Records supplied section start

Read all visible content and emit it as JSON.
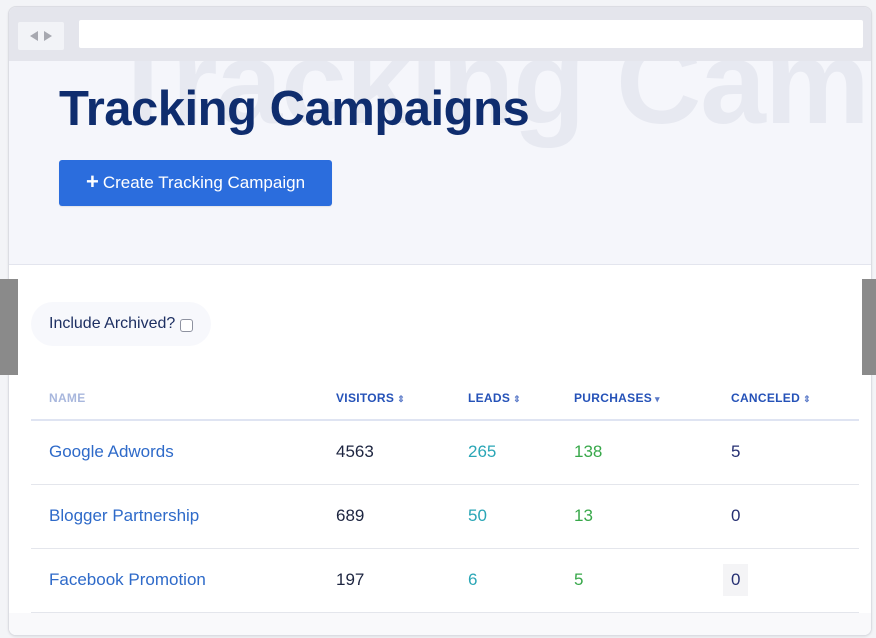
{
  "browser": {
    "back_icon": "triangle-left-icon",
    "forward_icon": "triangle-right-icon",
    "url": ""
  },
  "header": {
    "watermark": "Tracking Campaigns",
    "title": "Tracking Campaigns",
    "create_button": {
      "icon": "plus-icon",
      "icon_glyph": "+",
      "label": "Create Tracking Campaign",
      "color": "#2b6ddd"
    }
  },
  "filters": {
    "include_archived_label": "Include Archived?",
    "include_archived_checked": false
  },
  "table": {
    "columns": [
      {
        "key": "name",
        "label": "NAME",
        "sort_glyph": ""
      },
      {
        "key": "visitors",
        "label": "VISITORS",
        "sort_glyph": "⇕",
        "sort_icon": "sort-both-icon"
      },
      {
        "key": "leads",
        "label": "LEADS",
        "sort_glyph": "⇕",
        "sort_icon": "sort-both-icon"
      },
      {
        "key": "purchases",
        "label": "PURCHASES",
        "sort_glyph": "▾",
        "sort_icon": "sort-desc-icon"
      },
      {
        "key": "canceled",
        "label": "CANCELED",
        "sort_glyph": "⇕",
        "sort_icon": "sort-both-icon"
      }
    ],
    "rows": [
      {
        "name": "Google Adwords",
        "visitors": "4563",
        "leads": "265",
        "purchases": "138",
        "canceled": "5"
      },
      {
        "name": "Blogger Partnership",
        "visitors": "689",
        "leads": "50",
        "purchases": "13",
        "canceled": "0"
      },
      {
        "name": "Facebook Promotion",
        "visitors": "197",
        "leads": "6",
        "purchases": "5",
        "canceled": "0"
      }
    ],
    "colors": {
      "name": "#2e6ac9",
      "visitors": "#1d2540",
      "leads": "#2aa6b6",
      "purchases": "#38a84a",
      "canceled": "#252f72"
    }
  }
}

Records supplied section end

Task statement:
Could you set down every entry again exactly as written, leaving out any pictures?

Written response:
Read all visible content and emit it as JSON.
{
  "browser": {
    "back_icon": "triangle-left-icon",
    "forward_icon": "triangle-right-icon",
    "url": ""
  },
  "header": {
    "watermark": "Tracking Campaigns",
    "title": "Tracking Campaigns",
    "create_button": {
      "icon": "plus-icon",
      "icon_glyph": "+",
      "label": "Create Tracking Campaign",
      "color": "#2b6ddd"
    }
  },
  "filters": {
    "include_archived_label": "Include Archived?",
    "include_archived_checked": false
  },
  "table": {
    "columns": [
      {
        "key": "name",
        "label": "NAME",
        "sort_glyph": ""
      },
      {
        "key": "visitors",
        "label": "VISITORS",
        "sort_glyph": "⇕",
        "sort_icon": "sort-both-icon"
      },
      {
        "key": "leads",
        "label": "LEADS",
        "sort_glyph": "⇕",
        "sort_icon": "sort-both-icon"
      },
      {
        "key": "purchases",
        "label": "PURCHASES",
        "sort_glyph": "▾",
        "sort_icon": "sort-desc-icon"
      },
      {
        "key": "canceled",
        "label": "CANCELED",
        "sort_glyph": "⇕",
        "sort_icon": "sort-both-icon"
      }
    ],
    "rows": [
      {
        "name": "Google Adwords",
        "visitors": "4563",
        "leads": "265",
        "purchases": "138",
        "canceled": "5"
      },
      {
        "name": "Blogger Partnership",
        "visitors": "689",
        "leads": "50",
        "purchases": "13",
        "canceled": "0"
      },
      {
        "name": "Facebook Promotion",
        "visitors": "197",
        "leads": "6",
        "purchases": "5",
        "canceled": "0"
      }
    ],
    "colors": {
      "name": "#2e6ac9",
      "visitors": "#1d2540",
      "leads": "#2aa6b6",
      "purchases": "#38a84a",
      "canceled": "#252f72"
    }
  }
}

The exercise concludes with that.